Consider recent security trends:
• Most major cities remain safer for Afghan citizens than they were even four or five years ago. There has been some worsening on balance over the past one to two years, in Kabul particularly, and some smaller cities in the south and northeast. But on balance the country’s largest cities after Kabul—Kandahar, Herat, Mazar-e-Sharif—are not becoming more violent or anarchic. Kandahar, where the Taliban movement originated, is probably safer than at any time in the past seven or eight years. Of the country’s 34 provinces, no capital cities are inaccessible to the government.
• Many rural areas remain contested and not in government hands. Most have not benefited in a lasting way from the “clear, hold, build” paradigm recommended by standard counterinsurgency logic and advocated by Gens. Stanley McChrystal and David Petraeus . Yet there are only a few significant swaths of territory where the central Taliban organization truly controls an area, as in parts of Helmand, Kunduz, Wardak, Kunar, Nangahar and Khost provinces.
• Most major roads in Afghanistan remain usable and well traveled. A majority, even if only a small majority, of citizens in recent polls report feeling truly safe on the nation’s highways, according to data provided by the U.S. command in Kabul. The so-called ring road, including the key section from Kabul to Kandahar, generally fits this description.
A useful way to put today’s security picture in perspective is to ask what kinds of events or dynamics could plausibly produce a collapse of Afghanistan, and then to compare these to current conditions.
If Congress and other donors like Japan and European countries cut off funds for the Afghan army and police, Afghan security forces could face the dilemmas they did when the Soviet Union dissolved and ended financial support for the Najibullah government in the early 1990s. But even as Western parliaments chip away at aid, they are wisely sustaining flows of several billion dollars a year.
If Messrs. Ghani and Abdullah and other key actors stopped cooperating and sent their followers onto the streets in zero-sum political showdowns, civil war could erupt along ethnic lines. Yet this is not happening, partly due to the stabilizing presence of even much-reduced numbers of NATO forces.
If Pakistan went all out in supporting the Afghan Taliban, it is not clear that Kabul could fend off the challenge. But Islamabad’s interest seems less in destroying Afghanistan than in exercising continued leverage. This is regrettable and short-sighted but it is not an all-out proxy war.

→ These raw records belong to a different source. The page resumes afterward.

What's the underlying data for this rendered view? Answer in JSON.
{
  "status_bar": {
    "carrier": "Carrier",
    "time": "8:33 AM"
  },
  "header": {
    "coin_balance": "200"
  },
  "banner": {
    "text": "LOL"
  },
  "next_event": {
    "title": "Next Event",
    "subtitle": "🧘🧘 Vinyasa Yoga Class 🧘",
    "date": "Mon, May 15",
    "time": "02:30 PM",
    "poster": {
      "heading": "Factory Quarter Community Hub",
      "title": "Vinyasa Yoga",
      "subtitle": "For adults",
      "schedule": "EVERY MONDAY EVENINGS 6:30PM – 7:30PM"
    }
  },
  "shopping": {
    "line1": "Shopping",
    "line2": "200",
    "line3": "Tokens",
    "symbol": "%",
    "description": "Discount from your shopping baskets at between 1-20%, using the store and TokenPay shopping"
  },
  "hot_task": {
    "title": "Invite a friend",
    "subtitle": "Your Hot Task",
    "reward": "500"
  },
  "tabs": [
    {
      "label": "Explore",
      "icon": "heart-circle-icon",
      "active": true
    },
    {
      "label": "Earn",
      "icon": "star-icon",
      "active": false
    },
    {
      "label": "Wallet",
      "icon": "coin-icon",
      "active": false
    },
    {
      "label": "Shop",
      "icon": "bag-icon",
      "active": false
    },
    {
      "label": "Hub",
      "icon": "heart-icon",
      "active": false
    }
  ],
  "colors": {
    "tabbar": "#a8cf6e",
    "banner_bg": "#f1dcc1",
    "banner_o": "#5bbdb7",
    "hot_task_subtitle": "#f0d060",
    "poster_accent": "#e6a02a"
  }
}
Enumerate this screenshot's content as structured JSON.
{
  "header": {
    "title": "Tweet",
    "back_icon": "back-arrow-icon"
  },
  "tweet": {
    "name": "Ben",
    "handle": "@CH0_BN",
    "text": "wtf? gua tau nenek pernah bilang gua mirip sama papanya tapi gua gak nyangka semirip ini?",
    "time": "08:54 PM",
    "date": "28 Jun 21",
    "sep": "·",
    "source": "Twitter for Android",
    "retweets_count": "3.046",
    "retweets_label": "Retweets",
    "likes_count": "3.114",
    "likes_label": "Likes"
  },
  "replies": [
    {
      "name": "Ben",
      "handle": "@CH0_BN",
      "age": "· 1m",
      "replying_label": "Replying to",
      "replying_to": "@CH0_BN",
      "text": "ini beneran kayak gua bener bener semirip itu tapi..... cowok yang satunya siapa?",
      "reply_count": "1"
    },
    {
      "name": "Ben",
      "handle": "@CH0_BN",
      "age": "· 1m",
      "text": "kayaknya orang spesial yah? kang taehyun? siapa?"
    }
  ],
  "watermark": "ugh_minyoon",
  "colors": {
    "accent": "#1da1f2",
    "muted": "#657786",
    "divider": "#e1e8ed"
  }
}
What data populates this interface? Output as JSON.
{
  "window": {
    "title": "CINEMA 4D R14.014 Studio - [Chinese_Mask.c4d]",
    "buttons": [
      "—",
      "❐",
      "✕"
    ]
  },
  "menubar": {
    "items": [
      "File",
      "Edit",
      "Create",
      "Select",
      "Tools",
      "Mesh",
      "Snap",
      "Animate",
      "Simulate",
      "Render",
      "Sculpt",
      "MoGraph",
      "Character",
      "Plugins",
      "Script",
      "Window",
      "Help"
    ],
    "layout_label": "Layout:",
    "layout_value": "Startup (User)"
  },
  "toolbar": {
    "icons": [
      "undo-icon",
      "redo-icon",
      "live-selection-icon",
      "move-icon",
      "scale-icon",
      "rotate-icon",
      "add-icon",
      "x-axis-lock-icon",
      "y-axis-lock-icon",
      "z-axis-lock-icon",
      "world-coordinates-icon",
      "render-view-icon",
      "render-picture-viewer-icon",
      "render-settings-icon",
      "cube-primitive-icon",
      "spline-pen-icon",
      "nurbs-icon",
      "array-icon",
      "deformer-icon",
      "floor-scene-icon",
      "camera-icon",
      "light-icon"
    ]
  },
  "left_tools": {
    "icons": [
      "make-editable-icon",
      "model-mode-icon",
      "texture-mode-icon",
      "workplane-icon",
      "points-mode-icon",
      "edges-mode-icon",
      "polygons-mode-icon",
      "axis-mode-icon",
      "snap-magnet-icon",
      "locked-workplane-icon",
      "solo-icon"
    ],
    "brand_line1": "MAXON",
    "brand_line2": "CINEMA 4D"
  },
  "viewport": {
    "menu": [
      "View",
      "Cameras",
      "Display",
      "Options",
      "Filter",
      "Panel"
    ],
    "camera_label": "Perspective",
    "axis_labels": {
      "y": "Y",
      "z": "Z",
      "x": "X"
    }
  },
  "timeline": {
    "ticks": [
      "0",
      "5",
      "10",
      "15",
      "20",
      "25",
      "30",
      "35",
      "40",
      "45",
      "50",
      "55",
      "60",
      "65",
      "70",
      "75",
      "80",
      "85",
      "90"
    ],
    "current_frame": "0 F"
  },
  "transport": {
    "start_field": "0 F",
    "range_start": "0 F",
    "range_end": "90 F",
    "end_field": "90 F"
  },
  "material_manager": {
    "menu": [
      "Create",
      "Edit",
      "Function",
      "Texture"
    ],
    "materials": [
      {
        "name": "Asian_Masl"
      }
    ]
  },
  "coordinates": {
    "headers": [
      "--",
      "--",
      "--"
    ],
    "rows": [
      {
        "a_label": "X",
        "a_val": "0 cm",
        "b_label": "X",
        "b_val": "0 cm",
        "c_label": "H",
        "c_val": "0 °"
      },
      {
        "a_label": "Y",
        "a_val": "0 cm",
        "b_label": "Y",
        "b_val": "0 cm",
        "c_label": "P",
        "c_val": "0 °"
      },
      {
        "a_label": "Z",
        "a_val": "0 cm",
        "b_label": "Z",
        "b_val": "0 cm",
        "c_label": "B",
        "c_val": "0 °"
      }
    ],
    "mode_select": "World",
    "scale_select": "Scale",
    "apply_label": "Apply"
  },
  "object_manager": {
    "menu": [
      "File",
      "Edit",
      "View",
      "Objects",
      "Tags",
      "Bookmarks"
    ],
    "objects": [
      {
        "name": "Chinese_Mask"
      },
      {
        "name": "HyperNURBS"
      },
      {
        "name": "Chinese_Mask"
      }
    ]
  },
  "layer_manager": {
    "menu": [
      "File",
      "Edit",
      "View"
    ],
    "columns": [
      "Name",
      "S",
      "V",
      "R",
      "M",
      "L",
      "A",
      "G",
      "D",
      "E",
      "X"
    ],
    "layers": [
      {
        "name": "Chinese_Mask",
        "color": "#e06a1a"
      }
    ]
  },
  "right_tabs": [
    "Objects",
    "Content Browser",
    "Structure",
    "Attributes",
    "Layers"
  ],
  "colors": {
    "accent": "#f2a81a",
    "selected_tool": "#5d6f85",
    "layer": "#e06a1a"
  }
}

And if Afghanistan’s youth stop joining the army and police, losses from battle could not be replaced. Yet in a country where national pride is greater than we in the West acknowledge—and where other economic opportunities are limited—army and police recruiting hasn’t been a problem despite combat fatalities of about 5,000 annually over the past two years.
While U.S. policy makers may feel discouraged, they should not be despondent or fatalistic. If Congress sustains financial help for the Afghan state, and especially if President Obama rethinks his plan to zero out U.S. combat forces in Afghanistan by the end of 2016, something resembling partial success in this very long and costly war is still possible.
This opinion originally appeared in The Wall Street Journal.